Looking at their own situations in terms of their own self-actualisation and self-understanding might be more heightened while at the same time more self-critical due to the feelings of not belonging or not being good enough for this or that. The differences between allosexual and asexual people are vast, and therefore they are less likely to be able to engage intellectually or mentally with people, due to lack of common ground, understanding, or empathy. This has obvious ramifications on social well-being and connections between individuals across sexual orientation lines.
To put it simply, social well-being of asexuals should be a major concern for health-care professionals. The feelings of not belonging or not finding their places in the world are heightened because they are navigating a world that is basically foreign to their views. People lose friends because of being asexual. People don’t consider dating asexuals due to ignorance. People treat asexuals with indecency and lack of respect due to lack of understanding. They just don’t feel like they fit in, and as a result social interactions are strained or limited.
I read once a thread on AVEN regarding how many people thought they would die alone due to their asexuality and how that might compare with allosexuals asking the same connection. The results were really depressing, and if you look at it from a logical point of view, or even at the statistical numbers, it’s pretty depressing and bleak. Why else do you think aces would seek comfort and try to “compromise” with allosexuals in order to be at the table for dating or relationships. The thought of sticking to the ace community in itself, and dealing with geographical limitations due to low-percentages of the community, is enough to send someone into instant depression and feelings of helplessness.
Just like there is stigma for other sexual orientations, asexuals suffer from the same results of coming out as LGBT individuals.
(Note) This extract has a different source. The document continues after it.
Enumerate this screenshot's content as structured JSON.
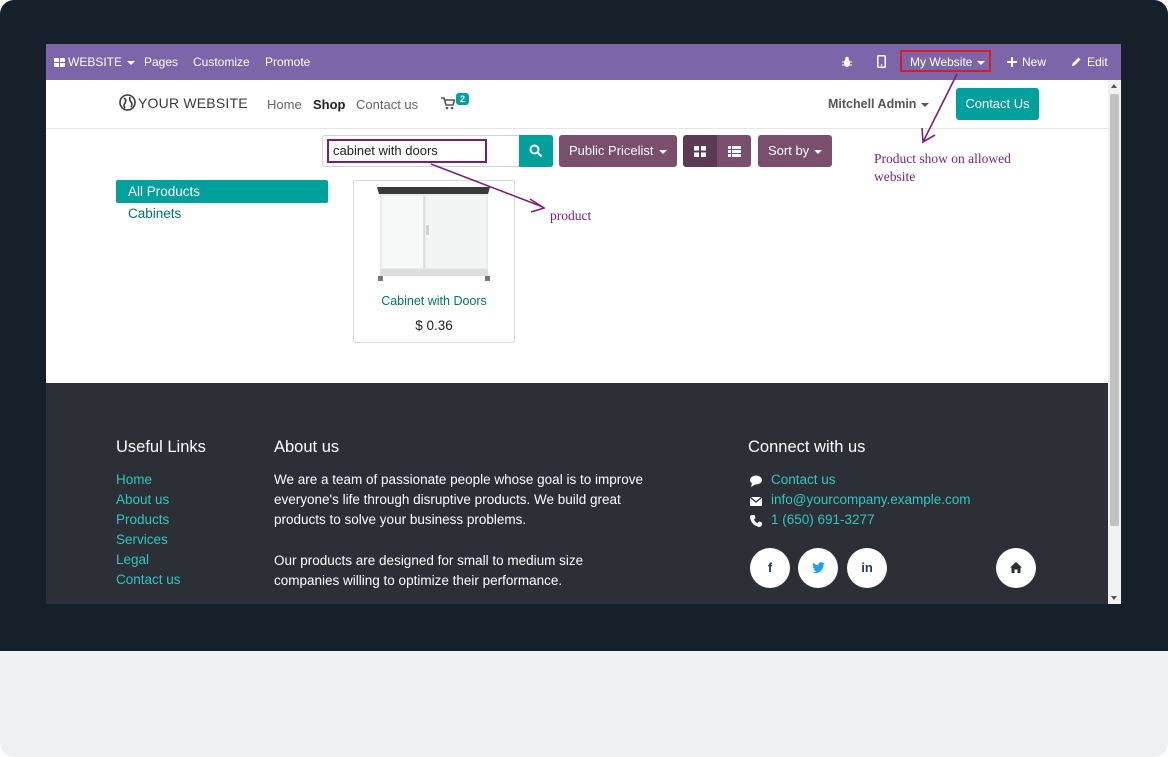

Though, when you think about it, in theory there should be less hate coming from religious beliefs, but since it’s a fairly new concept most classical religions wouldn’t have any thoughts or perspective on it and it would depending on spiritual leaders to set by example.
While this might not be a major concern of the ace community, it’s pretty well-connected with social and mental health. While ace people are at risk of mental illnesses, they tend to be able to exist in harmony with societies, mostly because they aren’t rubbing against the core values of them. Unless there is financial circumstances, asexuals would normally have access to shelter, food, and most normal amenities.
This one is a bit difficult for me to navigate because I’m agnostic in terms of religion, but I guess that in terms of other types of spiritual beliefs such as ethics and morals, those tie in with physical and emotional needs. Asexuals might have strong morals and ethics, or loose ones depending on the individual, but my feeling is that they might need to be a bit more flexible with them when navigating dating or relationships.
Asexuals beliefs about their own asexuality are as strong convictions of those of religious individuals, mostly because they are more deeply personal and are related to facts of what they are, versus abstract ideas of what they believe in. Religion is a choice, where being asexual isn’t, so it’s tough to argue against someone who self-identifies about someone, when really nobody has a better understanding of other people, unless you’re psychic or clairvoyant or something.
For further research, the website Asexual Explorations keeps a detailed bibliography of academic asexual research that is worth investigating if you’re interested.